*Work to be completed*
Give back every entry precisely as written, without any of the images.
- - - - -
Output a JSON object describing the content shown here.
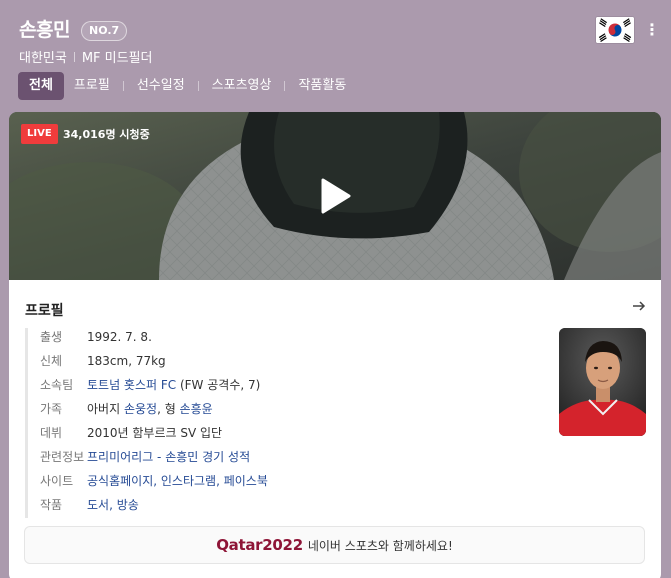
{
  "header": {
    "name": "손흥민",
    "number": "NO.7",
    "country": "대한민국",
    "position": "MF 미드필더",
    "more_icon": "more-vertical-icon"
  },
  "tabs": [
    {
      "label": "전체",
      "active": true
    },
    {
      "label": "프로필",
      "active": false
    },
    {
      "label": "선수일정",
      "active": false
    },
    {
      "label": "스포츠영상",
      "active": false
    },
    {
      "label": "작품활동",
      "active": false
    }
  ],
  "video": {
    "live_label": "LIVE",
    "viewers": "34,016명 시청중"
  },
  "profile": {
    "title": "프로필",
    "rows": [
      {
        "label": "출생",
        "value": "1992. 7. 8."
      },
      {
        "label": "신체",
        "value": "183cm, 77kg"
      },
      {
        "label": "소속팀",
        "link": "토트넘 홋스퍼 FC",
        "value": " (FW 공격수, 7)"
      },
      {
        "label": "가족",
        "value": "아버지 ",
        "link": "손웅정",
        "value2": ", 형 ",
        "link2": "손흥윤"
      },
      {
        "label": "데뷔",
        "value": "2010년 함부르크 SV 입단"
      },
      {
        "label": "관련정보",
        "link": "프리미어리그 - 손흥민 경기 성적"
      },
      {
        "label": "사이트",
        "link": "공식홈페이지, 인스타그램, 페이스북"
      },
      {
        "label": "작품",
        "link": "도서, 방송"
      }
    ]
  },
  "banner": {
    "logo": "Qatar2022",
    "message": "네이버 스포츠와 함께하세요!"
  },
  "colors": {
    "header_bg": "#ab9aad",
    "tab_active": "#6b5270",
    "link": "#264b95",
    "live": "#f03c3c",
    "brand": "#8e1537"
  }
}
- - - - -
*Task response*
Output a JSON object describing the content shown here.
{
  "header": {
    "name": "손흥민",
    "number": "NO.7",
    "country": "대한민국",
    "position": "MF 미드필더",
    "more_icon": "more-vertical-icon"
  },
  "tabs": [
    {
      "label": "전체",
      "active": true
    },
    {
      "label": "프로필",
      "active": false
    },
    {
      "label": "선수일정",
      "active": false
    },
    {
      "label": "스포츠영상",
      "active": false
    },
    {
      "label": "작품활동",
      "active": false
    }
  ],
  "video": {
    "live_label": "LIVE",
    "viewers": "34,016명 시청중"
  },
  "profile": {
    "title": "프로필",
    "rows": [
      {
        "label": "출생",
        "value": "1992. 7. 8."
      },
      {
        "label": "신체",
        "value": "183cm, 77kg"
      },
      {
        "label": "소속팀",
        "link": "토트넘 홋스퍼 FC",
        "value": " (FW 공격수, 7)"
      },
      {
        "label": "가족",
        "value": "아버지 ",
        "link": "손웅정",
        "value2": ", 형 ",
        "link2": "손흥윤"
      },
      {
        "label": "데뷔",
        "value": "2010년 함부르크 SV 입단"
      },
      {
        "label": "관련정보",
        "link": "프리미어리그 - 손흥민 경기 성적"
      },
      {
        "label": "사이트",
        "link": "공식홈페이지, 인스타그램, 페이스북"
      },
      {
        "label": "작품",
        "link": "도서, 방송"
      }
    ]
  },
  "banner": {
    "logo": "Qatar2022",
    "message": "네이버 스포츠와 함께하세요!"
  },
  "colors": {
    "header_bg": "#ab9aad",
    "tab_active": "#6b5270",
    "link": "#264b95",
    "live": "#f03c3c",
    "brand": "#8e1537"
  }
}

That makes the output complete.